“That’s the only way I can describe it — pulling me to the altar, and in that instance I knew that that’s what I was to do. That’s my life. I knew that,” she says.
Now in her 60s, Tortorilla says that that calling never left her — throughout disappointments, depression, and the turmoil of an evolving church.
Throughout her life, her education and vocation was structured toward the priesthood in a church that didn’t allow it. Through the Second Vatican Council, as the church opened itself up to changes of the 1960s, women had newfound freedoms within the church — except ordination. But following the calling, she says, was in a way, part of the calling.
With the turn of the century, however, even that began to change. Seven women in Germany were ordained on the Danube River, and the future for Tortorilla and others who felt a similar calling would never be the same. Tortorilla was ordained in 2007. Today she leads services in the Sophia Christi Alternative Catholic Community in Portland and Eugene.
Still, the ordination of women is one of the core disputes between the Vatican and women religious, who have tacitly approved of the practice. For Tortorilla, who also identifies as a lesbian, it is an age-old battle of the sexes still in play.
Joanne Zuhl: At what point did it occur to you that you actually could be a priest?

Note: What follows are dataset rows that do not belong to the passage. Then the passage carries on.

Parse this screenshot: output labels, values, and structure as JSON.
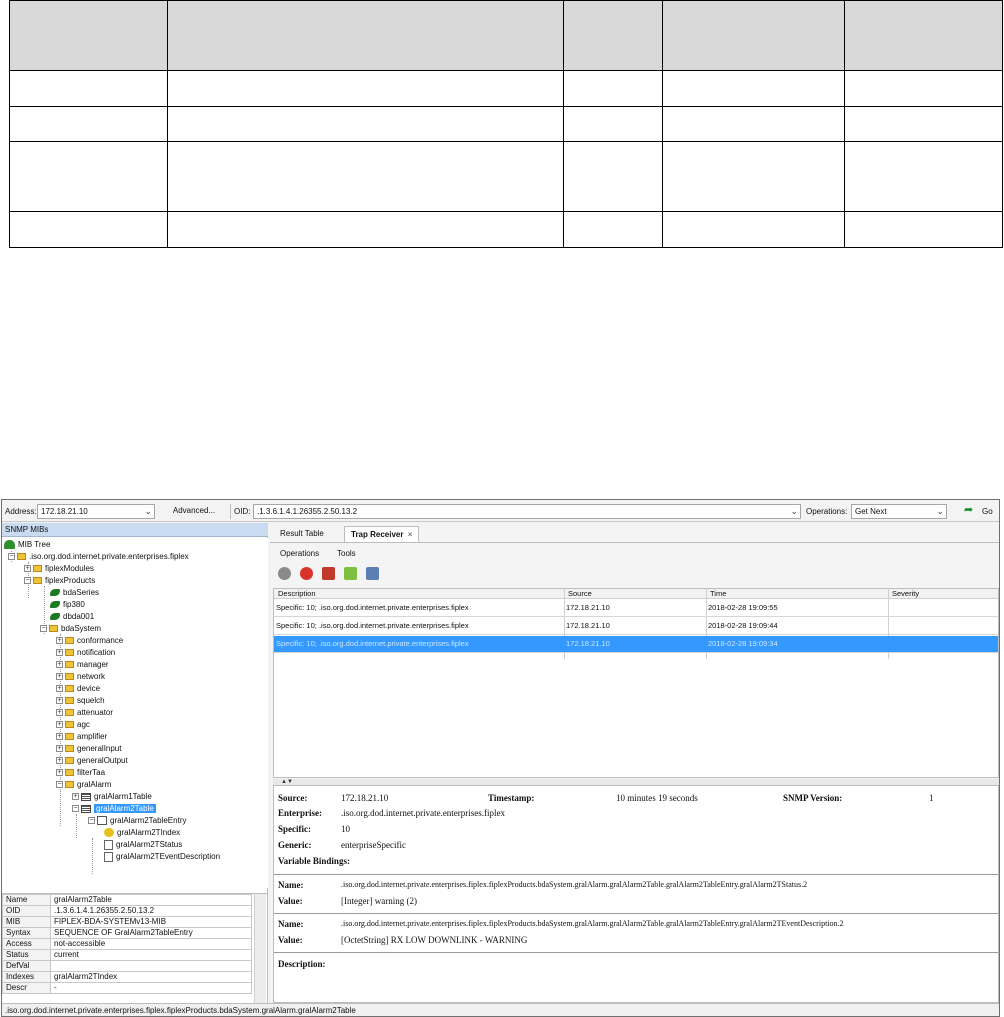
{
  "toolbar": {
    "address_label": "Address:",
    "address_value": "172.18.21.10",
    "advanced_label": "Advanced...",
    "oid_label": "OID:",
    "oid_value": ".1.3.6.1.4.1.26355.2.50.13.2",
    "operations_label": "Operations:",
    "operations_value": "Get Next",
    "go_label": "Go"
  },
  "left": {
    "header": "SNMP MIBs",
    "tree": {
      "root": "MIB Tree",
      "n1": ".iso.org.dod.internet.private.enterprises.fiplex",
      "n2": "fiplexModules",
      "n3": "fiplexProducts",
      "n4": "bdaSeries",
      "n5": "fip380",
      "n6": "dbda001",
      "n7": "bdaSystem",
      "n8": "conformance",
      "n9": "notification",
      "n10": "manager",
      "n11": "network",
      "n12": "device",
      "n13": "squelch",
      "n14": "attenuator",
      "n15": "agc",
      "n16": "amplifier",
      "n17": "generalInput",
      "n18": "generalOutput",
      "n19": "filterTaa",
      "n20": "gralAlarm",
      "n21": "gralAlarm1Table",
      "n22": "gralAlarm2Table",
      "n23": "gralAlarm2TableEntry",
      "n24": "gralAlarm2TIndex",
      "n25": "gralAlarm2TStatus",
      "n26": "gralAlarm2TEventDescription"
    },
    "props": [
      {
        "k": "Name",
        "v": "gralAlarm2Table"
      },
      {
        "k": "OID",
        "v": ".1.3.6.1.4.1.26355.2.50.13.2"
      },
      {
        "k": "MIB",
        "v": "FIPLEX-BDA-SYSTEMv13-MIB"
      },
      {
        "k": "Syntax",
        "v": "SEQUENCE OF GralAlarm2TableEntry"
      },
      {
        "k": "Access",
        "v": "not-accessible"
      },
      {
        "k": "Status",
        "v": "current"
      },
      {
        "k": "DefVal",
        "v": ""
      },
      {
        "k": "Indexes",
        "v": "gralAlarm2TIndex"
      },
      {
        "k": "Descr",
        "v": "-"
      }
    ]
  },
  "status_bar": ".iso.org.dod.internet.private.enterprises.fiplex.fiplexProducts.bdaSystem.gralAlarm.gralAlarm2Table",
  "right": {
    "tab1": "Result Table",
    "tab2": "Trap Receiver",
    "tab2_close": "×",
    "menu_operations": "Operations",
    "menu_tools": "Tools",
    "columns": {
      "description": "Description",
      "source": "Source",
      "time": "Time",
      "severity": "Severity"
    },
    "rows": [
      {
        "description": "Specific: 10; .iso.org.dod.internet.private.enterprises.fiplex",
        "source": "172.18.21.10",
        "time": "2018-02-28 19:09:55"
      },
      {
        "description": "Specific: 10; .iso.org.dod.internet.private.enterprises.fiplex",
        "source": "172.18.21.10",
        "time": "2018-02-28 19:09:44"
      },
      {
        "description": "Specific: 10; .iso.org.dod.internet.private.enterprises.fiplex",
        "source": "172.18.21.10",
        "time": "2018-02-28 19:09:34"
      }
    ],
    "detail": {
      "source_label": "Source:",
      "source_value": "172.18.21.10",
      "timestamp_label": "Timestamp:",
      "timestamp_value": "10 minutes 19 seconds",
      "snmp_label": "SNMP Version:",
      "snmp_value": "1",
      "enterprise_label": "Enterprise:",
      "enterprise_value": ".iso.org.dod.internet.private.enterprises.fiplex",
      "specific_label": "Specific:",
      "specific_value": "10",
      "generic_label": "Generic:",
      "generic_value": "enterpriseSpecific",
      "varbind_label": "Variable Bindings:",
      "name_label": "Name:",
      "value_label": "Value:",
      "b1_name": ".iso.org.dod.internet.private.enterprises.fiplex.fiplexProducts.bdaSystem.gralAlarm.gralAlarm2Table.gralAlarm2TableEntry.gralAlarm2TStatus.2",
      "b1_value": "[Integer] warning (2)",
      "b2_name": ".iso.org.dod.internet.private.enterprises.fiplex.fiplexProducts.bdaSystem.gralAlarm.gralAlarm2Table.gralAlarm2TableEntry.gralAlarm2TEventDescription.2",
      "b2_value": "[OctetString] RX LOW DOWNLINK - WARNING",
      "description_label": "Description:"
    }
  },
  "colors": {
    "selection": "#3399ff",
    "snmp_header": "#c8dbf0",
    "table_header": "#d9d9d9"
  }
}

Toni Tortorilla: That didn’t become a reality until 2002. I always pursued being a priest in whatever way I could. I knew that I wasn’t called to be a minister in another denomination. Inside I never stopped being called to priesthood. Many times I was depressed. I would get my hopes up and sort of pursue this line, thinking this will take me closer to doing what I’m called to do. Continue reading